This page provides information on the national frameworks to address hate crime in Norway. The information provided here should be viewed alongside data presented on Norway's hate crime report page.
Hate crime recording and data collection
Hate crimes are defined as offences motivated by a person's religion or belief, skin colour, national, or ethnic origin, sexual orientation, gender identity, gender expression, disability or other circumstances relating to groups with a particular need for protection.
Hate crimes are recorded separately in the databases of the police and prosecutor's office. They are registered by police as hate crimes when (i) the victim perceives it as such, or (ii) police otherwise identify the bias motive as an aggravating circumstance. In 2018, the Police Directorate issued guidelines for police on registering hate crimes.
Hate crime statistics for the Oslo Police District are regularly published.
The Police Directorate conducts annual public surveys, including questions about the respondents' experiences of hate crime.
Hate crime victim support
Norway offers both general and specialized support to victims of hate crime.
Services are provided both by state-run institutions and civil society organizations. There are dedicated hate crime units in the police, and the police actively reaches out to vulnerable communities.
Victim Support centres operate in all police district. In addition, Oslo Police District has its own "safety programme" to follow up on victims of crimes that occur in public spaces.
The police informs the victim about the investigation and its developments, and sets up direct contact between the victim and a dedicated police officer. There is no established individual needs assessment process. The police, however, uses a technique of investigative interviewing (the so-called "Kreativ" model) that promotes communication, legal protection, ethics, empathy, active listening, and trust through openness. Specialized service providers for victims of hate crime are not integrated into the general victim support scheme in a systematic way. However, there is ongoing co-operation between the police and civil society. If necessary, the police may decide to refer a victim to a specialized civil society support provider.

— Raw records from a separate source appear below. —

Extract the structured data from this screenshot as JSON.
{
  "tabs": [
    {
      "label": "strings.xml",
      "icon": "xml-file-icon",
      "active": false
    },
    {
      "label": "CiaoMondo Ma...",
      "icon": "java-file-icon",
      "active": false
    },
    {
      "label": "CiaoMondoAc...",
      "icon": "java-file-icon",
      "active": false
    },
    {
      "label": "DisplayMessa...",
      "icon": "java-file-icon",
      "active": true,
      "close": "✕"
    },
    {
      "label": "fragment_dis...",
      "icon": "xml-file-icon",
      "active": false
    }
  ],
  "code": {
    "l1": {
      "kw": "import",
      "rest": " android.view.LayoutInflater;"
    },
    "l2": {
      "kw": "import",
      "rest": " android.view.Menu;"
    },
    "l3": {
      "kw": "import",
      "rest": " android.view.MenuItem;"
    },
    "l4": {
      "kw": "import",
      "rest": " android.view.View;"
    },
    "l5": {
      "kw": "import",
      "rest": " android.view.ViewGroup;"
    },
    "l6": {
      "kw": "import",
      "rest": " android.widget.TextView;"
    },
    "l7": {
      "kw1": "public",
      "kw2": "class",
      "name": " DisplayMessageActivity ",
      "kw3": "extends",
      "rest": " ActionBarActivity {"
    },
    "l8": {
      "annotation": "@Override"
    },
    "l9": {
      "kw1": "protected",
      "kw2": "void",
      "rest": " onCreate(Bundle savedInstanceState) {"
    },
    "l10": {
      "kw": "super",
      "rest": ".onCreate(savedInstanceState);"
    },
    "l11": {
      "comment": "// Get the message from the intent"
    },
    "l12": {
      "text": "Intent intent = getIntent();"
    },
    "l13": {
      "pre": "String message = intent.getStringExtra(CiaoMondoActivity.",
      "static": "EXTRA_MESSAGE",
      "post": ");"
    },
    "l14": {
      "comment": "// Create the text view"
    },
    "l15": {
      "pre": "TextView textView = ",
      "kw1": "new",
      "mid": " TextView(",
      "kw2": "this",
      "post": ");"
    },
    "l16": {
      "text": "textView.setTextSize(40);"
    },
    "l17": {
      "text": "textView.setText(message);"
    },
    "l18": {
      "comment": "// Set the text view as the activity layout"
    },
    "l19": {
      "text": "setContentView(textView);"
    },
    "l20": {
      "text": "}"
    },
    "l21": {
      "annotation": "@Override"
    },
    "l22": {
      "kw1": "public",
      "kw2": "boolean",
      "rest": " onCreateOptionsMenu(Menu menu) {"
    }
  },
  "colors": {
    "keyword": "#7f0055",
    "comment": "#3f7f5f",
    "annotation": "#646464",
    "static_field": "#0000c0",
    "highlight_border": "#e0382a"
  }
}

The police offer special protection measures to vulnerable victims, including victims of hate crime, as part of the "Safety programme". Such special protection measures include maintaining telephone contact, meeting with the victim, and accompanying the victim in public, including at the crime scene. All crime victims can use the counselling services offered by the police.